[Records drawn from a dataset]
--------------------------------------------------
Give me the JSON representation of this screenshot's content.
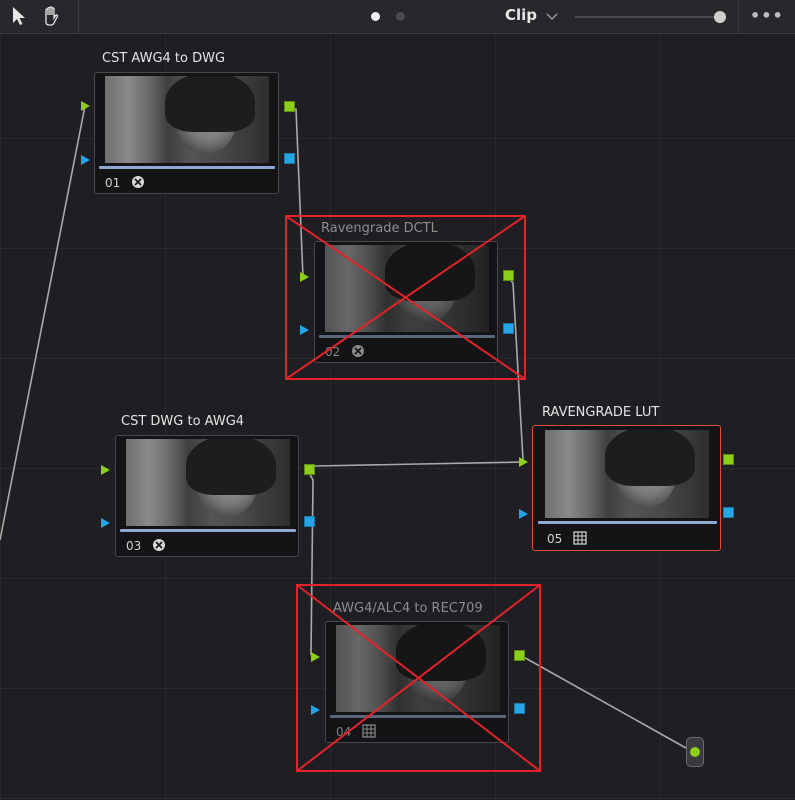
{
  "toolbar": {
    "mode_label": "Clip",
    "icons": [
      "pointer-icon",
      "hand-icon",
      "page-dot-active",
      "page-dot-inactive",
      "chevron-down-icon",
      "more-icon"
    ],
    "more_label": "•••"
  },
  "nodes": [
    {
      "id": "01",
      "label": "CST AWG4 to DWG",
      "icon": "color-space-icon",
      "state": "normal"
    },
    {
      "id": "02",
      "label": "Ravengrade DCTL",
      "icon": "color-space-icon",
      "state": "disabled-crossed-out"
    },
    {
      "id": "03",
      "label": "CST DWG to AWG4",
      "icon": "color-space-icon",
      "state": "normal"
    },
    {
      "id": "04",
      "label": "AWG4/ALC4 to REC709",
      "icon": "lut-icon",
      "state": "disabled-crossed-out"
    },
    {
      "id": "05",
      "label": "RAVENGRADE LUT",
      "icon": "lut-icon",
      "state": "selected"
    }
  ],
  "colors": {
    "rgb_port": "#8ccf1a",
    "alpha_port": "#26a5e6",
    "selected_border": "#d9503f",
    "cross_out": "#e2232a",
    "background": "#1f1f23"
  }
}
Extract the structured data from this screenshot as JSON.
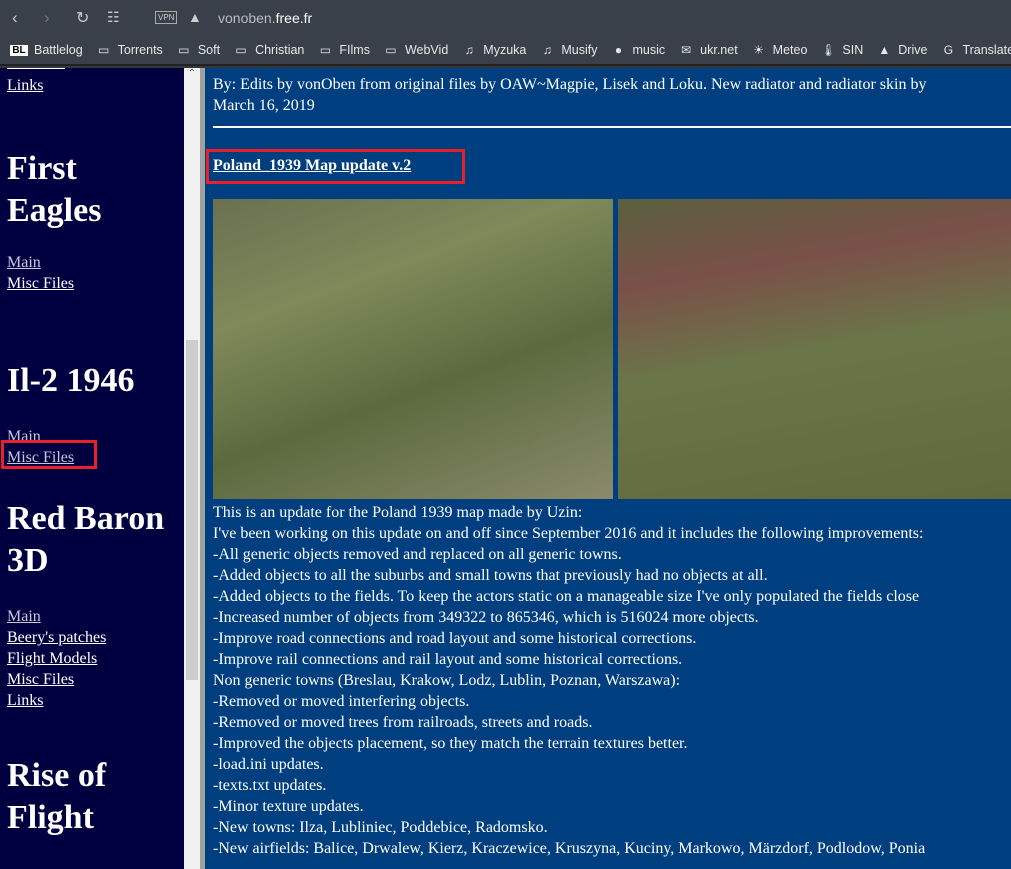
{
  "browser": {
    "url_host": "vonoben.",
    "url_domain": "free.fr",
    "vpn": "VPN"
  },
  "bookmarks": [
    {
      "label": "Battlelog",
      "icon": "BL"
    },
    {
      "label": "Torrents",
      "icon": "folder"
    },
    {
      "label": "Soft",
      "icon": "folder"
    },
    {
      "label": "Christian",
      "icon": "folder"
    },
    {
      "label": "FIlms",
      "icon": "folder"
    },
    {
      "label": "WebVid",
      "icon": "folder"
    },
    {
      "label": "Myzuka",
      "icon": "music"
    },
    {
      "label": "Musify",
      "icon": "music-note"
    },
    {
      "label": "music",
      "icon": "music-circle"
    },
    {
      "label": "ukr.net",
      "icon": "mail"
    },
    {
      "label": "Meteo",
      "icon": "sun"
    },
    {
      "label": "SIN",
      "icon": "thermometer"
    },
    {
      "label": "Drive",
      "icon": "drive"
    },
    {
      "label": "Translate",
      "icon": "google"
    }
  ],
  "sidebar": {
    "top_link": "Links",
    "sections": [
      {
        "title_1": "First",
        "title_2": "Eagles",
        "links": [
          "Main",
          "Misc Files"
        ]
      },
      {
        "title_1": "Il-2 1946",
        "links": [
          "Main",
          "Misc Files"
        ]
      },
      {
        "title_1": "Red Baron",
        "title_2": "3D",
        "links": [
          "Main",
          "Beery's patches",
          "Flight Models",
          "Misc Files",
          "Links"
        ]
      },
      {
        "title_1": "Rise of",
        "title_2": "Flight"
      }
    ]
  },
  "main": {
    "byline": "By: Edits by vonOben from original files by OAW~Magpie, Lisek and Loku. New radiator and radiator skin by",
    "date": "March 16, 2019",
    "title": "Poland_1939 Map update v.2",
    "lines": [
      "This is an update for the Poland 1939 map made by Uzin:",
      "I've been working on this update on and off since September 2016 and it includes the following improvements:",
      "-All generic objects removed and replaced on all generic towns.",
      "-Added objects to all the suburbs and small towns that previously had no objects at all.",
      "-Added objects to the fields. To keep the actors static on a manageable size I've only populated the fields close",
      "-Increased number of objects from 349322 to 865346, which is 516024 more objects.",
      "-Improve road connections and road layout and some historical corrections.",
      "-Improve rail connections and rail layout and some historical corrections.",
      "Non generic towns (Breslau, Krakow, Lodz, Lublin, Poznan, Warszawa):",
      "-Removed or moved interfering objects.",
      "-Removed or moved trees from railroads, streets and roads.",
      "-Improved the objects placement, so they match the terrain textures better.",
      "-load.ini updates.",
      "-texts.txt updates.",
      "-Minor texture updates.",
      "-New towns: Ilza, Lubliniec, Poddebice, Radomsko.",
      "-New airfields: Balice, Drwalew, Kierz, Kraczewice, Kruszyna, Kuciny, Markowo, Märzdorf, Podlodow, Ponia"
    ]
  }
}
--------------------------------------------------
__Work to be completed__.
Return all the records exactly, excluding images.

__Written solution__.
Give me the JSON representation of this screenshot's content.
{
  "toolbar": {
    "mode_label": "Clip",
    "icons": [
      "pointer-icon",
      "hand-icon",
      "page-dot-active",
      "page-dot-inactive",
      "chevron-down-icon",
      "more-icon"
    ],
    "more_label": "•••"
  },
  "nodes": [
    {
      "id": "01",
      "label": "CST AWG4 to DWG",
      "icon": "color-space-icon",
      "state": "normal"
    },
    {
      "id": "02",
      "label": "Ravengrade DCTL",
      "icon": "color-space-icon",
      "state": "disabled-crossed-out"
    },
    {
      "id": "03",
      "label": "CST DWG to AWG4",
      "icon": "color-space-icon",
      "state": "normal"
    },
    {
      "id": "04",
      "label": "AWG4/ALC4 to REC709",
      "icon": "lut-icon",
      "state": "disabled-crossed-out"
    },
    {
      "id": "05",
      "label": "RAVENGRADE LUT",
      "icon": "lut-icon",
      "state": "selected"
    }
  ],
  "colors": {
    "rgb_port": "#8ccf1a",
    "alpha_port": "#26a5e6",
    "selected_border": "#d9503f",
    "cross_out": "#e2232a",
    "background": "#1f1f23"
  }
}
Extract the structured data from this screenshot as JSON.
{
  "browser": {
    "url_host": "vonoben.",
    "url_domain": "free.fr",
    "vpn": "VPN"
  },
  "bookmarks": [
    {
      "label": "Battlelog",
      "icon": "BL"
    },
    {
      "label": "Torrents",
      "icon": "folder"
    },
    {
      "label": "Soft",
      "icon": "folder"
    },
    {
      "label": "Christian",
      "icon": "folder"
    },
    {
      "label": "FIlms",
      "icon": "folder"
    },
    {
      "label": "WebVid",
      "icon": "folder"
    },
    {
      "label": "Myzuka",
      "icon": "music"
    },
    {
      "label": "Musify",
      "icon": "music-note"
    },
    {
      "label": "music",
      "icon": "music-circle"
    },
    {
      "label": "ukr.net",
      "icon": "mail"
    },
    {
      "label": "Meteo",
      "icon": "sun"
    },
    {
      "label": "SIN",
      "icon": "thermometer"
    },
    {
      "label": "Drive",
      "icon": "drive"
    },
    {
      "label": "Translate",
      "icon": "google"
    }
  ],
  "sidebar": {
    "top_link": "Links",
    "sections": [
      {
        "title_1": "First",
        "title_2": "Eagles",
        "links": [
          "Main",
          "Misc Files"
        ]
      },
      {
        "title_1": "Il-2 1946",
        "links": [
          "Main",
          "Misc Files"
        ]
      },
      {
        "title_1": "Red Baron",
        "title_2": "3D",
        "links": [
          "Main",
          "Beery's patches",
          "Flight Models",
          "Misc Files",
          "Links"
        ]
      },
      {
        "title_1": "Rise of",
        "title_2": "Flight"
      }
    ]
  },
  "main": {
    "byline": "By: Edits by vonOben from original files by OAW~Magpie, Lisek and Loku. New radiator and radiator skin by",
    "date": "March 16, 2019",
    "title": "Poland_1939 Map update v.2",
    "lines": [
      "This is an update for the Poland 1939 map made by Uzin:",
      "I've been working on this update on and off since September 2016 and it includes the following improvements:",
      "-All generic objects removed and replaced on all generic towns.",
      "-Added objects to all the suburbs and small towns that previously had no objects at all.",
      "-Added objects to the fields. To keep the actors static on a manageable size I've only populated the fields close",
      "-Increased number of objects from 349322 to 865346, which is 516024 more objects.",
      "-Improve road connections and road layout and some historical corrections.",
      "-Improve rail connections and rail layout and some historical corrections.",
      "Non generic towns (Breslau, Krakow, Lodz, Lublin, Poznan, Warszawa):",
      "-Removed or moved interfering objects.",
      "-Removed or moved trees from railroads, streets and roads.",
      "-Improved the objects placement, so they match the terrain textures better.",
      "-load.ini updates.",
      "-texts.txt updates.",
      "-Minor texture updates.",
      "-New towns: Ilza, Lubliniec, Poddebice, Radomsko.",
      "-New airfields: Balice, Drwalew, Kierz, Kraczewice, Kruszyna, Kuciny, Markowo, Märzdorf, Podlodow, Ponia"
    ]
  }
}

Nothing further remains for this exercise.